However, a similar notation is defined somewhat differently in Whittaker and Watson, p. 487:

\vartheta_{0,0}(x) = \sum_{n=-\infty}^\infty q^{n^2} \exp (2 \pi i n x/a)

This notation is attributed to "Hermite, H.J.S. Smith and some other mathematicians". They also define

\vartheta_{1,1}(x) = \sum_{n=-\infty}^\infty (-1)^n q^{(n+1/2)^2} \exp (\pi i (2 n + 1) x/a)

This is a factor of i off from the definition of \vartheta_{11} as defined in the Wikipedia article. These definitions can be made at least proportional by x = za, but other definitions cannot. Whittaker and Watson, Abramowitz and Stegun, and Gradshteyn and Ryzhik all follow Tannery and Molk, in which

\vartheta_1(z) = -i \sum_{n=-\infty}^\infty (-1)^n q^{(n+1/2)^2} \exp ((2 n + 1) i z)

\vartheta_2(z) = \sum_{n=-\infty}^\infty q^{(n+1/2)^2} \exp ((2 n + 1) i z)

\vartheta_3(z) = \sum_{n=-\infty}^\infty q^{n^2} \exp (2 n i z)

\vartheta_4(z) = \sum_{n=-\infty}^\infty (-1)^n q^{n^2} \exp (2 n i z)

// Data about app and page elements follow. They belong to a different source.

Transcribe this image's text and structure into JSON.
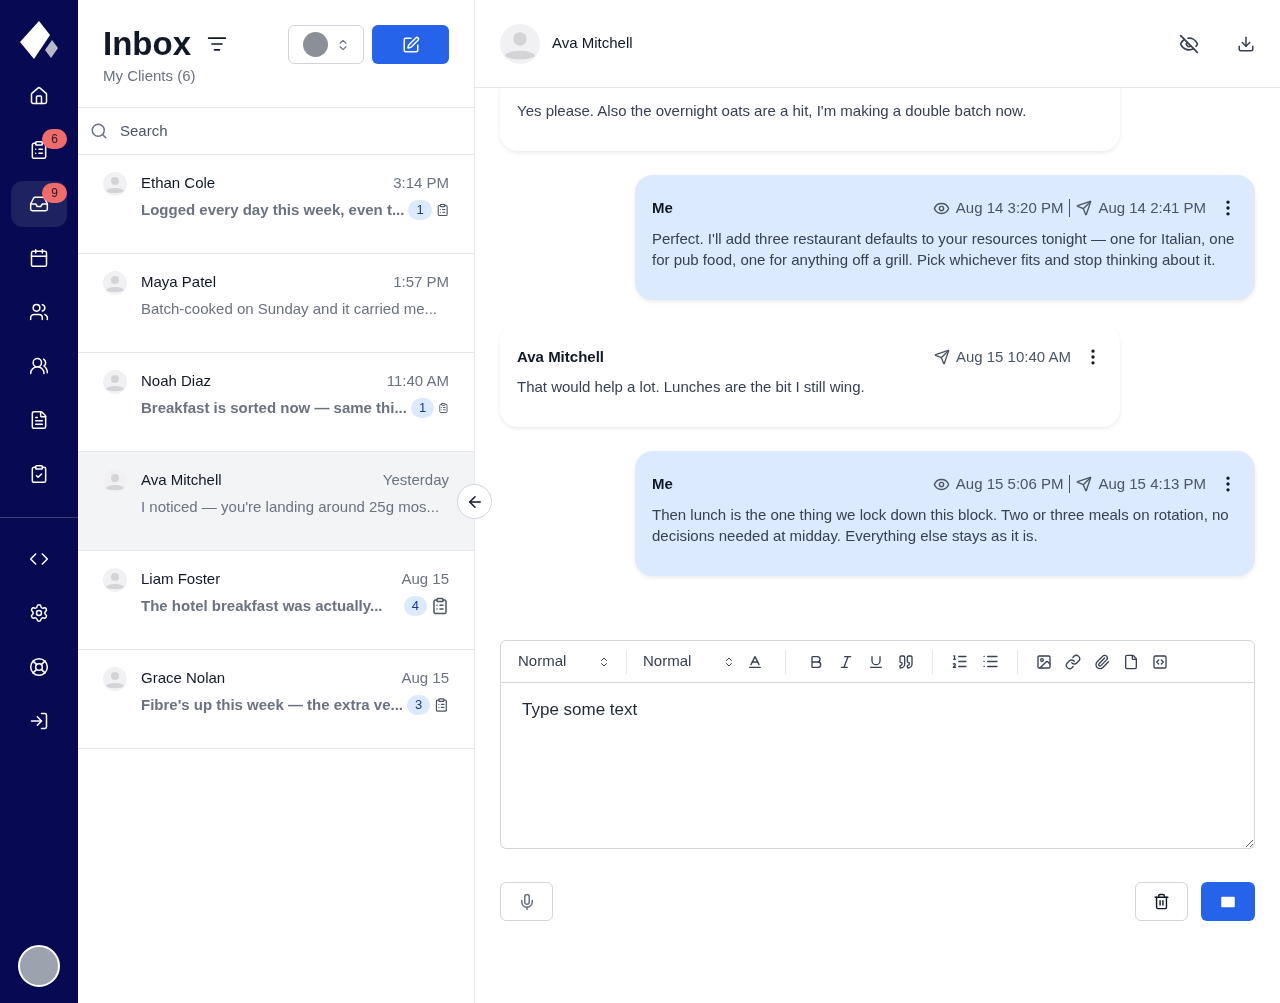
{
  "sidebar": {
    "items": [
      {
        "selected": false
      },
      {
        "badge": "6",
        "selected": false
      },
      {
        "badge": "9",
        "selected": true
      },
      {
        "selected": false
      },
      {
        "selected": false
      },
      {
        "selected": false
      },
      {
        "selected": false
      },
      {
        "selected": false
      }
    ]
  },
  "inbox": {
    "title": "Inbox",
    "subtitle": "My Clients (6)",
    "search": {
      "placeholder": "Search"
    },
    "conversations": [
      {
        "name": "Ethan Cole",
        "time": "3:14 PM",
        "preview": "Logged every day this week, even t...",
        "unread": true,
        "count": "1",
        "selected": false
      },
      {
        "name": "Maya Patel",
        "time": "1:57 PM",
        "preview": "Batch-cooked on Sunday and it carried me...",
        "unread": false,
        "selected": false
      },
      {
        "name": "Noah Diaz",
        "time": "11:40 AM",
        "preview": "Breakfast is sorted now — same thi...",
        "unread": true,
        "count": "1",
        "selected": false
      },
      {
        "name": "Ava Mitchell",
        "time": "Yesterday",
        "preview": "I noticed — you're landing around 25g mos...",
        "unread": false,
        "selected": true
      },
      {
        "name": "Liam Foster",
        "time": "Aug 15",
        "preview": "The hotel breakfast was actually...",
        "unread": true,
        "count": "4",
        "selected": false
      },
      {
        "name": "Grace Nolan",
        "time": "Aug 15",
        "preview": "Fibre's up this week — the extra ve...",
        "unread": true,
        "count": "3",
        "selected": false
      }
    ]
  },
  "chat": {
    "contact": "Ava Mitchell",
    "messages": [
      {
        "kind": "received",
        "cut": true,
        "text": "Yes please. Also the overnight oats are a hit, I'm making a double batch now."
      },
      {
        "kind": "sent",
        "sender": "Me",
        "seen": "Aug 14 3:20 PM",
        "sent": "Aug 14 2:41 PM",
        "text": "Perfect. I'll add three restaurant defaults to your resources tonight — one for Italian, one for pub food, one for anything off a grill. Pick whichever fits and stop thinking about it."
      },
      {
        "kind": "received",
        "sender": "Ava Mitchell",
        "sent": "Aug 15 10:40 AM",
        "text": "That would help a lot. Lunches are the bit I still wing."
      },
      {
        "kind": "sent",
        "sender": "Me",
        "seen": "Aug 15 5:06 PM",
        "sent": "Aug 15 4:13 PM",
        "text": "Then lunch is the one thing we lock down this block. Two or three meals on rotation, no decisions needed at midday. Everything else stays as it is."
      }
    ],
    "composer": {
      "header_style": "Normal",
      "font_size": "Normal",
      "placeholder": "Type some text"
    }
  }
}
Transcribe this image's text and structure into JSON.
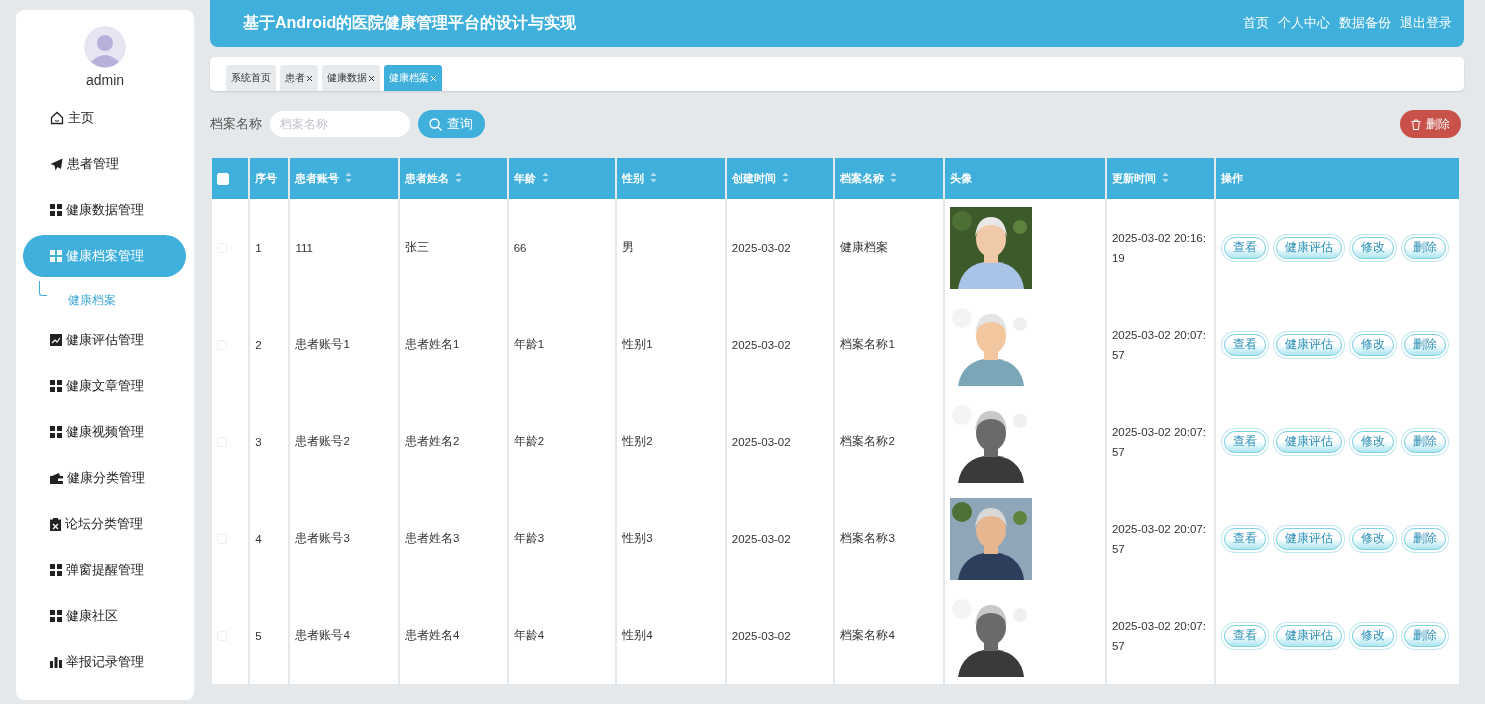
{
  "sidebar": {
    "user": {
      "name": "admin"
    },
    "menu": [
      {
        "label": "主页",
        "kind": "home",
        "selected": false
      },
      {
        "label": "患者管理",
        "kind": "send",
        "selected": false
      },
      {
        "label": "健康数据管理",
        "kind": "grid",
        "selected": false
      },
      {
        "label": "健康档案管理",
        "kind": "grid",
        "selected": true,
        "children": [
          {
            "label": "健康档案",
            "selected": true
          }
        ]
      },
      {
        "label": "健康评估管理",
        "kind": "chart",
        "selected": false
      },
      {
        "label": "健康文章管理",
        "kind": "grid",
        "selected": false
      },
      {
        "label": "健康视频管理",
        "kind": "grid",
        "selected": false
      },
      {
        "label": "健康分类管理",
        "kind": "wallet",
        "selected": false
      },
      {
        "label": "论坛分类管理",
        "kind": "clipboard",
        "selected": false
      },
      {
        "label": "弹窗提醒管理",
        "kind": "grid",
        "selected": false
      },
      {
        "label": "健康社区",
        "kind": "grid",
        "selected": false
      },
      {
        "label": "举报记录管理",
        "kind": "bars",
        "selected": false
      }
    ]
  },
  "header": {
    "title": "基于Android的医院健康管理平台的设计与实现",
    "links": [
      "首页",
      "个人中心",
      "数据备份",
      "退出登录"
    ]
  },
  "tabs": [
    {
      "label": "系统首页",
      "selected": false,
      "closable": false
    },
    {
      "label": "患者",
      "selected": false,
      "closable": true
    },
    {
      "label": "健康数据",
      "selected": false,
      "closable": true
    },
    {
      "label": "健康档案",
      "selected": true,
      "closable": true
    }
  ],
  "search": {
    "label": "档案名称",
    "placeholder": "档案名称",
    "button": "查询"
  },
  "toolbar": {
    "delete_button": "删除"
  },
  "table": {
    "columns": [
      {
        "kind": "checkbox",
        "checked": false
      },
      {
        "kind": "text",
        "label": "序号",
        "sortable": false
      },
      {
        "kind": "text",
        "label": "患者账号",
        "sortable": true
      },
      {
        "kind": "text",
        "label": "患者姓名",
        "sortable": true
      },
      {
        "kind": "text",
        "label": "年龄",
        "sortable": true
      },
      {
        "kind": "text",
        "label": "性别",
        "sortable": true
      },
      {
        "kind": "text",
        "label": "创建时间",
        "sortable": true
      },
      {
        "kind": "text",
        "label": "档案名称",
        "sortable": true
      },
      {
        "kind": "text",
        "label": "头像",
        "sortable": false
      },
      {
        "kind": "text",
        "label": "更新时间",
        "sortable": true
      },
      {
        "kind": "text",
        "label": "操作",
        "sortable": false
      }
    ],
    "rows": [
      {
        "checked": false,
        "seq": "1",
        "account": "111",
        "name": "张三",
        "age": "66",
        "gender": "男",
        "created": "2025-03-02",
        "archive": "健康档案",
        "avatar": {
          "kind": "picture"
        },
        "updated": "2025-03-02 20:16:19",
        "actions": [
          "查看",
          "健康评估",
          "修改",
          "删除"
        ]
      },
      {
        "checked": false,
        "seq": "2",
        "account": "患者账号1",
        "name": "患者姓名1",
        "age": "年龄1",
        "gender": "性别1",
        "created": "2025-03-02",
        "archive": "档案名称1",
        "avatar": {
          "kind": "picture"
        },
        "updated": "2025-03-02 20:07:57",
        "actions": [
          "查看",
          "健康评估",
          "修改",
          "删除"
        ]
      },
      {
        "checked": false,
        "seq": "3",
        "account": "患者账号2",
        "name": "患者姓名2",
        "age": "年龄2",
        "gender": "性别2",
        "created": "2025-03-02",
        "archive": "档案名称2",
        "avatar": {
          "kind": "picture"
        },
        "updated": "2025-03-02 20:07:57",
        "actions": [
          "查看",
          "健康评估",
          "修改",
          "删除"
        ]
      },
      {
        "checked": false,
        "seq": "4",
        "account": "患者账号3",
        "name": "患者姓名3",
        "age": "年龄3",
        "gender": "性别3",
        "created": "2025-03-02",
        "archive": "档案名称3",
        "avatar": {
          "kind": "picture"
        },
        "updated": "2025-03-02 20:07:57",
        "actions": [
          "查看",
          "健康评估",
          "修改",
          "删除"
        ]
      },
      {
        "checked": false,
        "seq": "5",
        "account": "患者账号4",
        "name": "患者姓名4",
        "age": "年龄4",
        "gender": "性别4",
        "created": "2025-03-02",
        "archive": "档案名称4",
        "avatar": {
          "kind": "picture"
        },
        "updated": "2025-03-02 20:07:57",
        "actions": [
          "查看",
          "健康评估",
          "修改",
          "删除"
        ]
      }
    ]
  }
}
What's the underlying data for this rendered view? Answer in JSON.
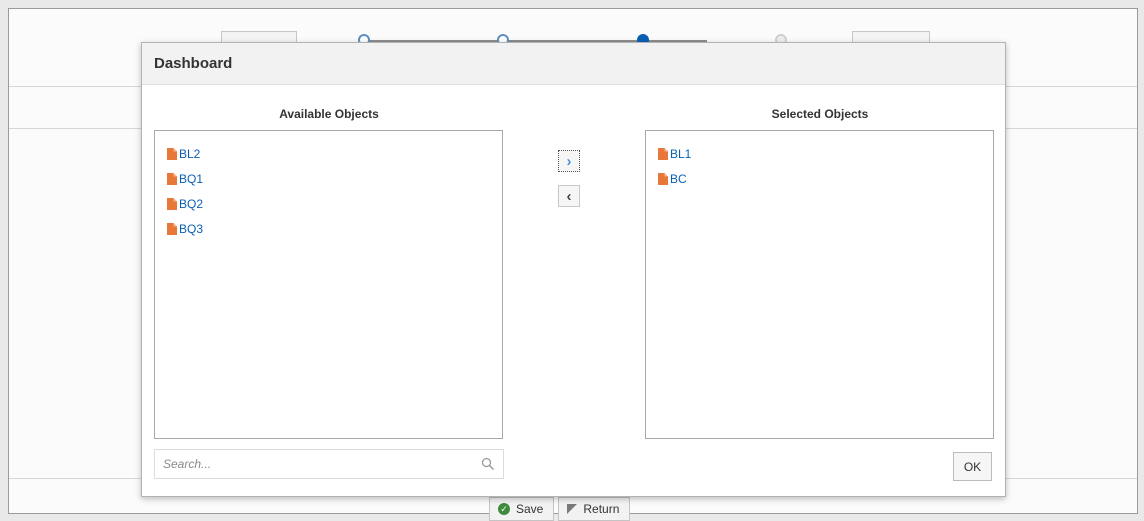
{
  "dialog": {
    "title": "Dashboard",
    "available": {
      "header": "Available Objects",
      "items": [
        "BL2",
        "BQ1",
        "BQ2",
        "BQ3"
      ]
    },
    "selected": {
      "header": "Selected Objects",
      "items": [
        "BL1",
        "BC"
      ]
    },
    "move_glyph": "›",
    "remove_glyph": "‹",
    "search_placeholder": "Search...",
    "ok_label": "OK",
    "item_icon": "document-icon"
  },
  "page": {
    "save_label": "Save",
    "return_label": "Return"
  },
  "colors": {
    "link": "#0a5fb4",
    "doc_icon": "#e8773a",
    "accent": "#4a90d9"
  }
}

Note that there is no factor of π in the argument as in the previous definitions.

Whittaker and Watson refer to still other definitions of \vartheta_j. The warning in Abramowitz and Stegun, "There is a bewildering variety of notations...in consulting books caution should be exercised," may be viewed as an understatement. In any expression, an occurrence of \vartheta(z) should not be assumed to have any particular definition. It is incumbent upon the author to state what definition of \vartheta(z) is intended.